### PROBLEM DETAILS
Using the records below, copy every line that holds the string "desc".

### DATA FOR ANALYSIS
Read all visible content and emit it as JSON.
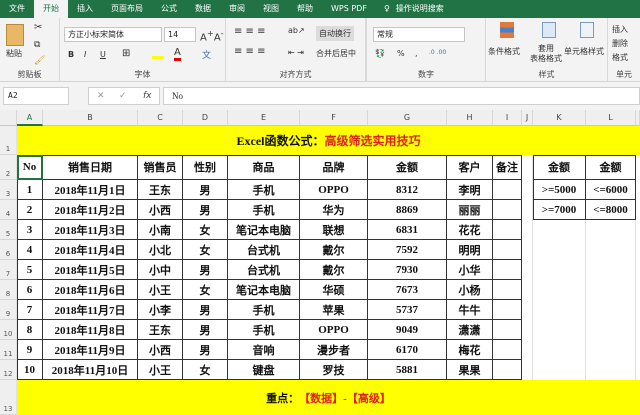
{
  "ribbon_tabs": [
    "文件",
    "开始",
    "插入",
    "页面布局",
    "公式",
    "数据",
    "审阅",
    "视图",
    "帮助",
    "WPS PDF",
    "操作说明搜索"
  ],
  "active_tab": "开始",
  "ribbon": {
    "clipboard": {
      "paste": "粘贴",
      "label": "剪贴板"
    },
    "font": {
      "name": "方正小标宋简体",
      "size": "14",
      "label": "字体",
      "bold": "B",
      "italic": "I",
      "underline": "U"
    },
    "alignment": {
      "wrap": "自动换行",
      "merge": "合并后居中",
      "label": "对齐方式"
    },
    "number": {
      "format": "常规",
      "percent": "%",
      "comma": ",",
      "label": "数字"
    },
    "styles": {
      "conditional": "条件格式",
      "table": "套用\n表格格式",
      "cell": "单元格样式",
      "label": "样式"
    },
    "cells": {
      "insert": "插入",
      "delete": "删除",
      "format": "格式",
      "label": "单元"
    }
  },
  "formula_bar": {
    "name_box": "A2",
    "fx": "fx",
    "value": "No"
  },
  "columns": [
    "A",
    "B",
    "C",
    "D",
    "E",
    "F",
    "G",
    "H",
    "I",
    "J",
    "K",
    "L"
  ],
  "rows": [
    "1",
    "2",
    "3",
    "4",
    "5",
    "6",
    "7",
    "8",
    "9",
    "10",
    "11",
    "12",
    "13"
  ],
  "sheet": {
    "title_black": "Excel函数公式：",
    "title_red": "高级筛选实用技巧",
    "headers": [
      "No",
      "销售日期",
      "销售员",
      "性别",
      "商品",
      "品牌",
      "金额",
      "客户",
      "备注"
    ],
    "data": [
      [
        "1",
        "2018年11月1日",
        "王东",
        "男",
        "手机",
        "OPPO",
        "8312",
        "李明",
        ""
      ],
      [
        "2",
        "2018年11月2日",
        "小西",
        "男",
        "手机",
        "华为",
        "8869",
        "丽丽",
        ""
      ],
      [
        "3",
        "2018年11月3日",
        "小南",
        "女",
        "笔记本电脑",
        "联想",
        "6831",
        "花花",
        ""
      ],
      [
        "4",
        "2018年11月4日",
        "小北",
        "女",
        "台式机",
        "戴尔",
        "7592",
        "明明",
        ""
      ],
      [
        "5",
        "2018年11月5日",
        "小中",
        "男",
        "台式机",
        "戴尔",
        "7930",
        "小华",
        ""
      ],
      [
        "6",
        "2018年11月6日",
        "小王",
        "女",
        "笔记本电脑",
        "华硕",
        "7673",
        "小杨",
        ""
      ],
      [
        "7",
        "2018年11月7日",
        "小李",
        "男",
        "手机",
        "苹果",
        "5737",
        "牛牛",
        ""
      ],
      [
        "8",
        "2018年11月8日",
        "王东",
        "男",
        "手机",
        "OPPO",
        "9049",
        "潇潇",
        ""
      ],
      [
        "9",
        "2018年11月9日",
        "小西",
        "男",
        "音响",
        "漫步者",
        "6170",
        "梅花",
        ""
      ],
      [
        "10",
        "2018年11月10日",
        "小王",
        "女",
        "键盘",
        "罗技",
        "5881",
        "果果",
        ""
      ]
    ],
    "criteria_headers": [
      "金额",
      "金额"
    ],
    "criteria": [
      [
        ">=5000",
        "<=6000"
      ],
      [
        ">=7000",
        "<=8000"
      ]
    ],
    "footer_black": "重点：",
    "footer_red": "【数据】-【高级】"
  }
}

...

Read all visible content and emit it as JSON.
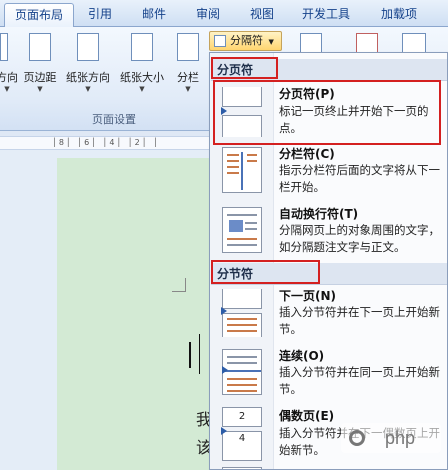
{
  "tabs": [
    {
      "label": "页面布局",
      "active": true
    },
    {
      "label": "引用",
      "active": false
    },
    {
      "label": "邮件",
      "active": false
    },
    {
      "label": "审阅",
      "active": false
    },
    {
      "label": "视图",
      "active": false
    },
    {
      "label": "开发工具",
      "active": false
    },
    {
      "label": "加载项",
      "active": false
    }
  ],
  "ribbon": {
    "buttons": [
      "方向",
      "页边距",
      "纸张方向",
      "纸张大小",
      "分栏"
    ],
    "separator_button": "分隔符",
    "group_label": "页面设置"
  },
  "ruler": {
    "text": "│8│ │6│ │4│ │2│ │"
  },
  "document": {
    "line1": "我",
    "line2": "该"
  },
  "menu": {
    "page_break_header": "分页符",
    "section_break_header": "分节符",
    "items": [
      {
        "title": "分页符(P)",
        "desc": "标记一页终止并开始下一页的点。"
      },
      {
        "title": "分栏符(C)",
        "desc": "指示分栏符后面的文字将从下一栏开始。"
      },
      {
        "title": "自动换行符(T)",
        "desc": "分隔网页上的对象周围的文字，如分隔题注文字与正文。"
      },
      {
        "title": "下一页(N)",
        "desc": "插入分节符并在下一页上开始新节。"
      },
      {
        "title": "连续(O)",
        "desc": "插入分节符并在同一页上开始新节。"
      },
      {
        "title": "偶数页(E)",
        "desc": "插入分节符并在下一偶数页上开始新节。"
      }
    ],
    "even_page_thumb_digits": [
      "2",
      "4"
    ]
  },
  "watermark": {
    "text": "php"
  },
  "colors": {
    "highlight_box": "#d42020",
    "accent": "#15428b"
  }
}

### SOLUTION
        "desc": "标记一页终止并开始下一页的点。"
        "desc": "指示分栏符后面的文字将从下一栏开始。"
        "desc": "分隔网页上的对象周围的文字，如分隔题注文字与正文。"
        "desc": "插入分节符并在下一页上开始新节。"
        "desc": "插入分节符并在同一页上开始新节。"
        "desc": "插入分节符并在下一偶数页上开始新节。"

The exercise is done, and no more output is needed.